"The smoke is everywhere ― at home, in shopping malls, on the subway," said Roman Morozov, a 29-year old architect.
Visibility was down to a few hundred meters, and dozens of flights bound for Moscow's Domodedovo and Vnukovo airports had been diverted to other airports or delayed.
Nearly 600 separate blazes were burning nationwide Saturday, mostly in western Russia, according to the Emergency Situations Ministry, which said the area affected by fires had increased over the last 24 hours. Hundreds of forest and peat bog fires have ignited amid the country's most intense heat wave in 130 years of recordkeeping.
Health officials have urged those who must go outdoors to wear face masks and told people staying inside to hang wet towels to attract dust and cool the air. The Russian Health Ministry said the smog has caused hundreds to require medical attention.
Yelena Lezina, an expert with Moscow Ecological Monitoring Service, said the level of air pollution on Saturday was the highest that the city had seen. She advised residents to stay indoors.
Gennady Onishchenko, the nation's chief sanitary official, tried Saturday to assuage foreign tourists spooked by the Russian smog.
"An overwhelming part of Russia's territory does not pose any danger and is not engulfed in smoke," he said, according to Interfax.
But he said that foreigners in Moscow on business trips should heed medical advice and stay indoors for now.
"If a businessman visiting Moscow stays in a hotel, or an office, or a car, it is safe," Onishchenko said. "As for tourists, some adjustments could be made. For instance, visit first St. Petersburg, where everything is fine, and then Moscow, when the situation improves," he said.
Nationwide, at least 52 people have died and 2,000 homes have been destroyed in the blazes. Officials have acknowledged that the 10,000 firefighters battling the blazes aren't enough, an assessment echoed by many residents in affected villages, who said fires swept through their towns in minutes.
Some Moscow residents angrily denounced the authorities for failing to do enough to help the population.
"People are left on their own here in Moscow," said Natalia Lancerot. "We are actually shocked that no one cares about people.

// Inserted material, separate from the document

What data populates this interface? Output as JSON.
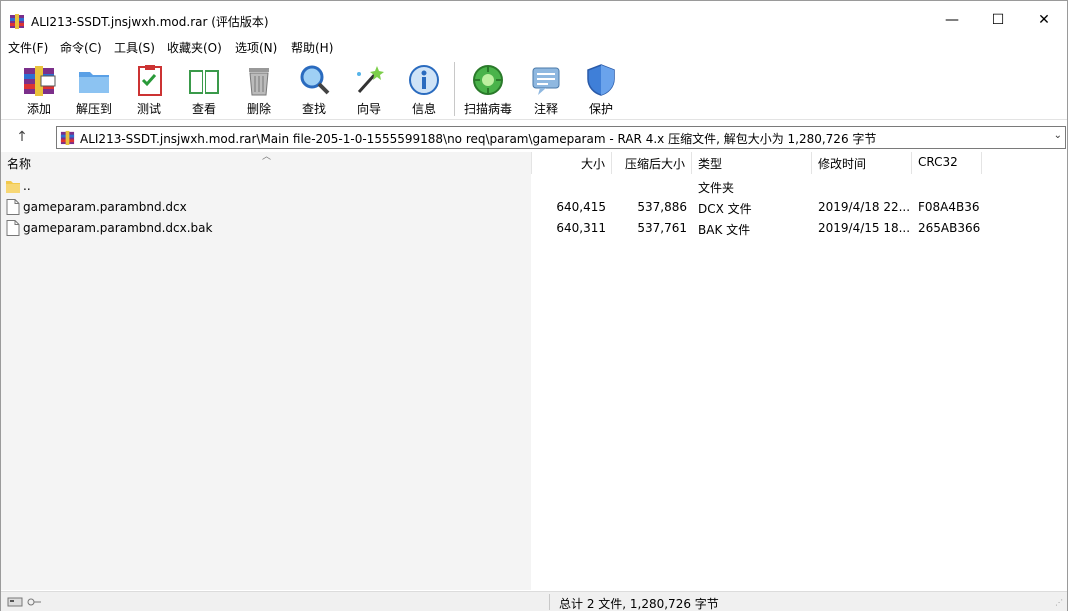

They should maybe hand out protection masks."
President Dmitry Medvedev donated 350,000 rubles ($12,000) of his own money to help the victims of the fires, and other top federal officials were expected to follow suit, the Kremlin said Saturday.
A handful of countries sent firefighting aircraft to Russia to help battle the wildfires.
Russian television on Saturday showed two Italian firefighting amphibious planes arriving in the Samara region to help save a nature preserve engulfed by fires.
On Saturday, the military rushed to extinguish new wildfires outside a missile-attack warning center in the Kolomna region, which is southeast of Moscow. A wildfire last week caused huge damage at a military base outside Moscow.
Moscow and most of western Russia has registered temperatures approaching 38 degrees Celsius, in contrast to the region's typical summer temperature of about 23 C. The temperature is expected to remain unchanged at about 38 C over the next week.